# [Exercise aim]
Search the material below for the word "likes" and copy every line in which it occurs.

# [Exercise inputs]

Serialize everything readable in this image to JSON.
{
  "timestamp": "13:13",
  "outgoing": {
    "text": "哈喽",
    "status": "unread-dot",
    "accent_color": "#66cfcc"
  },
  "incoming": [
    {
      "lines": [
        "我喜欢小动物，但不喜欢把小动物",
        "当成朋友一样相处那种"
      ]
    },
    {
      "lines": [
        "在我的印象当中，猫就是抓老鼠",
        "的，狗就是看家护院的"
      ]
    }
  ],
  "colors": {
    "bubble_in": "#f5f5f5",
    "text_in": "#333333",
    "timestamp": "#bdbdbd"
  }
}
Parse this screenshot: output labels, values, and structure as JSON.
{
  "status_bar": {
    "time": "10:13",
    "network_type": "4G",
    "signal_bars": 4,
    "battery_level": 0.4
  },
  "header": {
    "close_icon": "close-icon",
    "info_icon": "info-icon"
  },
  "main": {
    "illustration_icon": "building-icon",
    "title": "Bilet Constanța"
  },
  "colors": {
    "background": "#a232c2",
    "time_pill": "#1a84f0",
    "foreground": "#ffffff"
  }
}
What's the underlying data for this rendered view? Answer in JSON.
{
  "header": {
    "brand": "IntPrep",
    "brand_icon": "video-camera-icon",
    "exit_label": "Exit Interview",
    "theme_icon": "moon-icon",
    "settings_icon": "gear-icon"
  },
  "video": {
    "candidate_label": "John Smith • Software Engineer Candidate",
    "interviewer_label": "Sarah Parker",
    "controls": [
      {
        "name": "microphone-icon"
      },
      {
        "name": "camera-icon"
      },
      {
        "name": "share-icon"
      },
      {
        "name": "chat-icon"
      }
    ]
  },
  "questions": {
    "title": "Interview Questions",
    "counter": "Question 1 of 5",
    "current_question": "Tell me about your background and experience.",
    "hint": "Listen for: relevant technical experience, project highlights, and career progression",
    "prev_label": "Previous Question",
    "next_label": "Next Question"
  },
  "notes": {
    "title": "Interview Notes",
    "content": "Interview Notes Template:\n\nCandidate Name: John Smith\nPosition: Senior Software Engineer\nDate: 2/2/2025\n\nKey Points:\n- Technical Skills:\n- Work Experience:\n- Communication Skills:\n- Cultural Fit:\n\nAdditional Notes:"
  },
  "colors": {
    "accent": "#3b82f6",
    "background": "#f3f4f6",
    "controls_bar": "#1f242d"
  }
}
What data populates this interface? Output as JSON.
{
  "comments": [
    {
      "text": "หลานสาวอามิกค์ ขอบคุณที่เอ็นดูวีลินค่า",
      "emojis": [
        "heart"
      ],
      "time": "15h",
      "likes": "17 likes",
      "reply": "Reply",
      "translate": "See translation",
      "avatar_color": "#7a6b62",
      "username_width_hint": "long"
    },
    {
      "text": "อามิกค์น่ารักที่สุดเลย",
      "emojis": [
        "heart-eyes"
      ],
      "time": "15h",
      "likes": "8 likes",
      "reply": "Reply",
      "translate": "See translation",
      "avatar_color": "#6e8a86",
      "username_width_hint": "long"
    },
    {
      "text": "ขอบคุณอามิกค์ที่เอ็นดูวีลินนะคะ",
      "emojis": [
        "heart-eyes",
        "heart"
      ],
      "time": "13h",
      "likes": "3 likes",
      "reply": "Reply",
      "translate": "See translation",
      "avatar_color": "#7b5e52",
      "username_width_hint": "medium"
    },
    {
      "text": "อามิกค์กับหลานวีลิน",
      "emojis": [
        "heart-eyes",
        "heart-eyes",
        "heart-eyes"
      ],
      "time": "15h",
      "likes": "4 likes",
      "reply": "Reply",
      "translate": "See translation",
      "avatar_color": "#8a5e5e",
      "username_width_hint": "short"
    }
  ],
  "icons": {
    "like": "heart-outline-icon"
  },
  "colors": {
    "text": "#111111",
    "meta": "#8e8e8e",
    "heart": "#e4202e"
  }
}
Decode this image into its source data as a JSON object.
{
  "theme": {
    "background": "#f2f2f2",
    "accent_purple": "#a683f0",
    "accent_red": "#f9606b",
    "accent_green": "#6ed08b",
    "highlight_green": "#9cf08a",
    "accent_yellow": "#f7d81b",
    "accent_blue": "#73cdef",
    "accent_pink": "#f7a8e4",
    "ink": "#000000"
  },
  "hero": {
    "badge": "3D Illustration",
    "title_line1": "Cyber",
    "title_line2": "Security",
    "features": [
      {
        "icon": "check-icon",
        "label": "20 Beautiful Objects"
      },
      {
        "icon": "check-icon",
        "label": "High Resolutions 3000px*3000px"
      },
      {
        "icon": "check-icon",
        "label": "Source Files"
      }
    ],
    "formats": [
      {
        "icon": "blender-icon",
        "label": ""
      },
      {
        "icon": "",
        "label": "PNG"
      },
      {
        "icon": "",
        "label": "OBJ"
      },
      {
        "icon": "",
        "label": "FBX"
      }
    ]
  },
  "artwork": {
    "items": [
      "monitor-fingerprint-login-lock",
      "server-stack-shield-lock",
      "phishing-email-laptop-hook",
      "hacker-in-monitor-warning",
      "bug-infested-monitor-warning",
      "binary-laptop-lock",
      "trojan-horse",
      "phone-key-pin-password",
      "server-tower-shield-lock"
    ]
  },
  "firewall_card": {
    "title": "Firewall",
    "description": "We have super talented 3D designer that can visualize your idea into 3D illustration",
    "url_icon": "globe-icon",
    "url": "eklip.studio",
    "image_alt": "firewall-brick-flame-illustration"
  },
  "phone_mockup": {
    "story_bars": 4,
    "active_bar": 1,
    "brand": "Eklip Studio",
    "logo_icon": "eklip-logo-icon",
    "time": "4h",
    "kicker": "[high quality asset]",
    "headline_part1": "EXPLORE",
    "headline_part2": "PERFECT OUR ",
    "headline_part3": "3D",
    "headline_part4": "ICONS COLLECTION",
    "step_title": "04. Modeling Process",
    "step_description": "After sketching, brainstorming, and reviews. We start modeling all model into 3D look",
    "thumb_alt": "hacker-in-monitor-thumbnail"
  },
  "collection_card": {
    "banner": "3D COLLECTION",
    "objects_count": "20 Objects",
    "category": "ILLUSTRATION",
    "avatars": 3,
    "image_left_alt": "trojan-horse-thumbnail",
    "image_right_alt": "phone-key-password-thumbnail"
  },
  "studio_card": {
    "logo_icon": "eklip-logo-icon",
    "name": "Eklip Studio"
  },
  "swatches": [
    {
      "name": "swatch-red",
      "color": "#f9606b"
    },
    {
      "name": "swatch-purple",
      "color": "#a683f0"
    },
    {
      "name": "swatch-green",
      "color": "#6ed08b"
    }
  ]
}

# [Exercise response]
      "likes": "17 likes",
      "likes": "8 likes",
      "likes": "3 likes",
      "likes": "4 likes",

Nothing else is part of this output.